In the past few months thanks to major political reforms and relaxed visa rules, Ethiopia has arised as a destination and a transfer hub for long-haul travel to sub-Saharan Africa in 2018.
The upswing is in large parts thanks to Ethiopian Airlines (ET), which has dominated Africa’s skies in the last decade. Through a mix of strategic investments and partnerships, efficient service delivery and airline acquisitions, the state carrier has reinvigorated air travel across the continent.
The airline has revived defunct African airlines including Zambia, partnered with airlines in Mozambique, Chad, established hubs in Malawi and Togo, and flies to more than 60 destinations across Africa. As the continent’s skies open up, its head Tewolde Gabremariam has also made no secret of the airline’s pan-African strategy suggesting that Ethiopian Airlines be co-owned by African governments.
To improve customer service, the airline is currently implementing Vision 2025, a plan that will see it increase airport services, expand its aviation academy and improve its passenger and cargo transport.
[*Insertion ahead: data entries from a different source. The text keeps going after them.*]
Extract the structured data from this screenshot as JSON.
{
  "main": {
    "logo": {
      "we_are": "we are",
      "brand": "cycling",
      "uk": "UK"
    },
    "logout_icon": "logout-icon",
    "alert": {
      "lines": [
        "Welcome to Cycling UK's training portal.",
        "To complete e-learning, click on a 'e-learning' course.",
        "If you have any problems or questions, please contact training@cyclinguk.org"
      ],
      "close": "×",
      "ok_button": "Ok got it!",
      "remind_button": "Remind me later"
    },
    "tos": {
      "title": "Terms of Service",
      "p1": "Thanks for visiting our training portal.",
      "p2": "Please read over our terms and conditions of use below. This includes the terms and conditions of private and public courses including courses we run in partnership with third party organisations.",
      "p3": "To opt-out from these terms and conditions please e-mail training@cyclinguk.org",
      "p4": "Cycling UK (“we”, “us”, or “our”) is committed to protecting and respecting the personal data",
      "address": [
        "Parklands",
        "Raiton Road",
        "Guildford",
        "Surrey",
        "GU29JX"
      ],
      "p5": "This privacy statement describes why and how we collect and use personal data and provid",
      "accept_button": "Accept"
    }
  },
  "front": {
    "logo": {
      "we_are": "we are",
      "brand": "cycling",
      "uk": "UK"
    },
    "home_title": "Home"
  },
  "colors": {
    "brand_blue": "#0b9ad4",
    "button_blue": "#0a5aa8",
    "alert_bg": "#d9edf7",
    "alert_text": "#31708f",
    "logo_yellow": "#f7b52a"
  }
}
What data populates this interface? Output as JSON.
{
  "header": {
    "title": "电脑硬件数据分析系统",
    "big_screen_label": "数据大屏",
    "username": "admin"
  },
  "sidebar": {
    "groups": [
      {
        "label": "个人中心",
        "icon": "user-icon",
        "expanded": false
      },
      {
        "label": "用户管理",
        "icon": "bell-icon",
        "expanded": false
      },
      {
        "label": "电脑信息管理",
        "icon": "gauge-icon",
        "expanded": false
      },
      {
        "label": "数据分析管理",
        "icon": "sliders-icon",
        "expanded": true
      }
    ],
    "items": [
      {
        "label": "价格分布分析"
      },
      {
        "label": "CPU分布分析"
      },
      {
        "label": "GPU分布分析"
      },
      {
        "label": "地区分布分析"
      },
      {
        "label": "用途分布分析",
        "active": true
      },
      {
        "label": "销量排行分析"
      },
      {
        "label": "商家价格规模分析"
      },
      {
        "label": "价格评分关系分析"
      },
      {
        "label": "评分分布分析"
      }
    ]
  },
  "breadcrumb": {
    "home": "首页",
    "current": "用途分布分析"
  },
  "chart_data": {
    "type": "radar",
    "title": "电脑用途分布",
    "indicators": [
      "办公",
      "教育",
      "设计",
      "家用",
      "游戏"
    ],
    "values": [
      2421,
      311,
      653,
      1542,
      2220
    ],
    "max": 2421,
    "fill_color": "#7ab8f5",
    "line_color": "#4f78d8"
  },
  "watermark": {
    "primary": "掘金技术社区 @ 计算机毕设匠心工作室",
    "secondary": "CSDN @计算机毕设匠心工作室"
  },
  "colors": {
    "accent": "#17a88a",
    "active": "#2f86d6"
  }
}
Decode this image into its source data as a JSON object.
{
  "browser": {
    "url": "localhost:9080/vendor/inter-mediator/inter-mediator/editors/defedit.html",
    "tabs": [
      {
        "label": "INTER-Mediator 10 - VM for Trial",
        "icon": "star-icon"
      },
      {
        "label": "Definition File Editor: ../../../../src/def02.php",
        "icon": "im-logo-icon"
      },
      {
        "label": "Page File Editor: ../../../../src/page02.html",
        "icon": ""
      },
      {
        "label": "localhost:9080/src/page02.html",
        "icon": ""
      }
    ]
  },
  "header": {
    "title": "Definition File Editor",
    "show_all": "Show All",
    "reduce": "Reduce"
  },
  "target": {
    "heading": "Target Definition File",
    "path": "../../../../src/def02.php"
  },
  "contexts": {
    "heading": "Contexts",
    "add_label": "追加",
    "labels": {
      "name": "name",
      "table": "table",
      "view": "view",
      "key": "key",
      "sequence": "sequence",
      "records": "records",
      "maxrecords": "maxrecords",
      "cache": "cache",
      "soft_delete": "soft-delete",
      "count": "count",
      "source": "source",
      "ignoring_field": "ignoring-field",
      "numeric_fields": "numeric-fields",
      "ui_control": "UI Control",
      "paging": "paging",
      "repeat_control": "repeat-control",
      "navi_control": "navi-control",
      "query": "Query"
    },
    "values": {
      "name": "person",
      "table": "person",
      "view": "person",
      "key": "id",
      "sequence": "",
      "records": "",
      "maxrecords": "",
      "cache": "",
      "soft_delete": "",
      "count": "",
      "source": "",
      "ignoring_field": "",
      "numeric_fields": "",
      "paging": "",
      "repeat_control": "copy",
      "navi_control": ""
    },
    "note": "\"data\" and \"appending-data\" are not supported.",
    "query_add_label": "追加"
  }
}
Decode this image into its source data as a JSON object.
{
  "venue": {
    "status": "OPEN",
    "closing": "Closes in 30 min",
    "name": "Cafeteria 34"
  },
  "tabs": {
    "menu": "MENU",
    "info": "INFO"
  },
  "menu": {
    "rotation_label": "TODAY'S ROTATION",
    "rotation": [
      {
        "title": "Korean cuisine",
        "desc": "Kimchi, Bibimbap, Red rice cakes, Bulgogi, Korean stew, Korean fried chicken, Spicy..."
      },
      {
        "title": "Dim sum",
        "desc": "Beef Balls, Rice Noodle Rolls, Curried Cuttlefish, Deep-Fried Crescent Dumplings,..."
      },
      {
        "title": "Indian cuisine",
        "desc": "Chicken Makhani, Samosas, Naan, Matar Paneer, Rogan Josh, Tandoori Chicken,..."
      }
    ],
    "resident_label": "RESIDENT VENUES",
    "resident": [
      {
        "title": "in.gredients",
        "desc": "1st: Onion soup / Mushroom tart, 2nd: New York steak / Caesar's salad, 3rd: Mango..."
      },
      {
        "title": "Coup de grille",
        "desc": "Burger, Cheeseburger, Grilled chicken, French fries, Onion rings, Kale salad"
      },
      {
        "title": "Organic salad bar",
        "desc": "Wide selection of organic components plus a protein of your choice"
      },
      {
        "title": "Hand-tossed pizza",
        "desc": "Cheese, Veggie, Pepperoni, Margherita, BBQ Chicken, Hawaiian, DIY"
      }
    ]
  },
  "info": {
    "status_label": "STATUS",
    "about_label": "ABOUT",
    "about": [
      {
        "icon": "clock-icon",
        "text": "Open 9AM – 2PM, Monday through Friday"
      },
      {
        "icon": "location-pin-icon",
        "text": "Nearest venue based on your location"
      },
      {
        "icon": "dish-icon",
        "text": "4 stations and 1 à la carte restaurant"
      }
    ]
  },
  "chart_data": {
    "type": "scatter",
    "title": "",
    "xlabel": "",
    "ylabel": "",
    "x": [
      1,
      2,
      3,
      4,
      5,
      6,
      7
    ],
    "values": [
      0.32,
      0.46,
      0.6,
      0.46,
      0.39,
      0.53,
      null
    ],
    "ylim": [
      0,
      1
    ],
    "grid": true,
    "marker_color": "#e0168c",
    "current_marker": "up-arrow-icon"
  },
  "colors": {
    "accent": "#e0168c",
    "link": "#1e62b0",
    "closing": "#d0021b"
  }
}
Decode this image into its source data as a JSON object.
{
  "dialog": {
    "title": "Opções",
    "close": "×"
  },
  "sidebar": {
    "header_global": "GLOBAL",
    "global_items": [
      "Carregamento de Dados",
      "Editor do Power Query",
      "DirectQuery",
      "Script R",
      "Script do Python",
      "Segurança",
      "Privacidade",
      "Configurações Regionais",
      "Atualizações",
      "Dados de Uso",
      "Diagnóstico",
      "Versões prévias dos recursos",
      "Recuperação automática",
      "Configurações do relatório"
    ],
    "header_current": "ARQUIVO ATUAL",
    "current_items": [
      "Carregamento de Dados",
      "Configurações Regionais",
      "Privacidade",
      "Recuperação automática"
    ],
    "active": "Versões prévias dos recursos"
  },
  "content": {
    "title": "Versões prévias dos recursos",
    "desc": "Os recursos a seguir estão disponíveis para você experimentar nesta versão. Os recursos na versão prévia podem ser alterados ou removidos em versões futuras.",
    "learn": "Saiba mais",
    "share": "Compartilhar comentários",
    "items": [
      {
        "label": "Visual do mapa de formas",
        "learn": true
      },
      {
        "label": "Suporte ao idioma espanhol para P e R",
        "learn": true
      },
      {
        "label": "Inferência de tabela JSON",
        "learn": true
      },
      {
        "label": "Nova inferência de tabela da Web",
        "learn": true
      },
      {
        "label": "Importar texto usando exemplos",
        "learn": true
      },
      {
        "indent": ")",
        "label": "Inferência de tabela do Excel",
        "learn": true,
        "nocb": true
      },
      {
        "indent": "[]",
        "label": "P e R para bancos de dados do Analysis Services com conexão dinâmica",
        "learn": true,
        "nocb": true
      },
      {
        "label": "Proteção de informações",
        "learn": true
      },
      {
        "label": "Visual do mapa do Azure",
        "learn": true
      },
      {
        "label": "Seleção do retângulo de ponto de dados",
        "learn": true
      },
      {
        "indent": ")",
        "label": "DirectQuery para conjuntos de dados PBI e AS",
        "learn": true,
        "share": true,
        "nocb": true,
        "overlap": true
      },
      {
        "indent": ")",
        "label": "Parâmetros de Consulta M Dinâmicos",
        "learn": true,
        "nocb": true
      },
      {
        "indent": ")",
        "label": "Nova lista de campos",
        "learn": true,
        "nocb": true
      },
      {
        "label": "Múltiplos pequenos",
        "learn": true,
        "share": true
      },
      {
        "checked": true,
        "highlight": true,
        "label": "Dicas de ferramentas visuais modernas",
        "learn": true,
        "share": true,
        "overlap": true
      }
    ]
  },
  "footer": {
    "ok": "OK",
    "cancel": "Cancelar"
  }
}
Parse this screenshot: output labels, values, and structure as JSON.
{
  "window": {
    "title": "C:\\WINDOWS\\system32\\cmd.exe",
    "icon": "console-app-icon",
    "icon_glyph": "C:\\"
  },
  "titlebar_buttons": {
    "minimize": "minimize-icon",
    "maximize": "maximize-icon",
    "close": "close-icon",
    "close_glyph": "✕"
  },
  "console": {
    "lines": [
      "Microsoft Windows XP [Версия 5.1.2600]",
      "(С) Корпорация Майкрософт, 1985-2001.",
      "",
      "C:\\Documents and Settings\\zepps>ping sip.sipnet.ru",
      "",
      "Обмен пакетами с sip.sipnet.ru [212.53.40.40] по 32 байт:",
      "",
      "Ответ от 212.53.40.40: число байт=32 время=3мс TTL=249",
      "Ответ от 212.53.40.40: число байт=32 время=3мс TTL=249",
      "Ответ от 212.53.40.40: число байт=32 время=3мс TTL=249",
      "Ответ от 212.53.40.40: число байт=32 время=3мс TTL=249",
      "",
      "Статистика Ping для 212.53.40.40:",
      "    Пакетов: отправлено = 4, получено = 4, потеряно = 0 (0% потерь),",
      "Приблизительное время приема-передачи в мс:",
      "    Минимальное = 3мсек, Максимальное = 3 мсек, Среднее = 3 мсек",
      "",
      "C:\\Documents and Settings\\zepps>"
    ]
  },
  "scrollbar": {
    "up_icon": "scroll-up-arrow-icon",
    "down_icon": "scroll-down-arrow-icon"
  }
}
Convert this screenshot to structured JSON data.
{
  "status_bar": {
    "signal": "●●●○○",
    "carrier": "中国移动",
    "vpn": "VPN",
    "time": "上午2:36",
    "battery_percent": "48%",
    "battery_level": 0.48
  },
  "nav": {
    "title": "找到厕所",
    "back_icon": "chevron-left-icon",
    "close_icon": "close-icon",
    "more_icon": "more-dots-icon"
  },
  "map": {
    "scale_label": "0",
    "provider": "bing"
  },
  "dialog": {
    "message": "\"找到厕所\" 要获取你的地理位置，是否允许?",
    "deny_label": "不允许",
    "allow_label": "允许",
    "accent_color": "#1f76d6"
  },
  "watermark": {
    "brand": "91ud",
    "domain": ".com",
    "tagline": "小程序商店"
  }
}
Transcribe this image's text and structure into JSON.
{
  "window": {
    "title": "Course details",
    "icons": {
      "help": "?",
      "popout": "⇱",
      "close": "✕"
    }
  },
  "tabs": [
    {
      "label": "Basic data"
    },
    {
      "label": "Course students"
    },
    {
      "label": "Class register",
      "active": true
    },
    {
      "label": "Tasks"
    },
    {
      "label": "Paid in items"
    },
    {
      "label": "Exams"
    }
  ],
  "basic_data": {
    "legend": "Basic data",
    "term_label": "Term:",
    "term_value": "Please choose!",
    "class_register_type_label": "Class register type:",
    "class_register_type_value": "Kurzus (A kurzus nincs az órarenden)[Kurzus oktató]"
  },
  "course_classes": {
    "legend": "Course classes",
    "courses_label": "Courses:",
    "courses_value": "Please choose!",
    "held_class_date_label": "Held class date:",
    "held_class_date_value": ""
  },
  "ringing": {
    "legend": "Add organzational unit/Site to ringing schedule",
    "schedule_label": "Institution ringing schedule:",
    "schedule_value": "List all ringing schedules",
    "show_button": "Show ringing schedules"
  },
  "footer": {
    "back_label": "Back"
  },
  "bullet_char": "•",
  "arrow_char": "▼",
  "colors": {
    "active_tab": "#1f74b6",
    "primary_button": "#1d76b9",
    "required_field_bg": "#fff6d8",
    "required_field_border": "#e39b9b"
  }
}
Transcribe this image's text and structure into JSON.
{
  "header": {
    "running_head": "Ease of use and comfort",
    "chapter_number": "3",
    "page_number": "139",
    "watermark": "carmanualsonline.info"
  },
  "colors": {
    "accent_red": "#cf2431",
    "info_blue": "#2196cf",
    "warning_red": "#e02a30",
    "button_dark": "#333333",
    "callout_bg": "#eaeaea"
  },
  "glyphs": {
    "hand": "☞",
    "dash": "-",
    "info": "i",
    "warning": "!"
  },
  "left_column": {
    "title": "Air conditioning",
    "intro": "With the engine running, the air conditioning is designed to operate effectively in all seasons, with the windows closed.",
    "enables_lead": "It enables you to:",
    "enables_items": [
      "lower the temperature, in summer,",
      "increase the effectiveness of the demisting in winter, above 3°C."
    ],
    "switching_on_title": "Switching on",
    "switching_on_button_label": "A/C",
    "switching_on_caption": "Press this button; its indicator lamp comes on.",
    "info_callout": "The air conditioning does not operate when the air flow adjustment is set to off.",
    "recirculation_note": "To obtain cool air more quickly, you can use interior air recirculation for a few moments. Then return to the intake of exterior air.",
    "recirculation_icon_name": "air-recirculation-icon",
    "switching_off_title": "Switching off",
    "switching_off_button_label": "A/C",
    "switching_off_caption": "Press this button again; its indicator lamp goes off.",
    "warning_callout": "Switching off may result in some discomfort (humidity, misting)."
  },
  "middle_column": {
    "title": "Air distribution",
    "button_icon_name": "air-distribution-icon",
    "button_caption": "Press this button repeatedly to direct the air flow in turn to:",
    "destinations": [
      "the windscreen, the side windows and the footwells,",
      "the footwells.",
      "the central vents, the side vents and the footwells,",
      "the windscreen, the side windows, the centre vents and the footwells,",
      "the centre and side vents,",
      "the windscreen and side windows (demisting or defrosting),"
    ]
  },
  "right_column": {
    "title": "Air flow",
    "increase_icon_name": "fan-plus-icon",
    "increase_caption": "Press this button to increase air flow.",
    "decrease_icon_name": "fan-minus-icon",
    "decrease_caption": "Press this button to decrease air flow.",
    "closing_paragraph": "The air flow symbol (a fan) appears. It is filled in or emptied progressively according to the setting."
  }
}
It also set in motion a China-funded, $345m expansion plan at Addis Ababa’s Bole airport which is projected to raise the annual passenger capacity from 7 million to 22 million.
The rise of Bole airport and Ethiopian Airlines could also mean more direct transatlantic flights from North America with Addis Ababa as the first stop rather than London, Paris or Frankfurt.
Ethiopian Airlines also acted as an emblem of peace during these changing times flying to Asmara, Eritrea for the first time this century in July and resuming flights to Mogadishu, Somalia this month for the first time in 41 years.
Posted on : 17 Sep,2019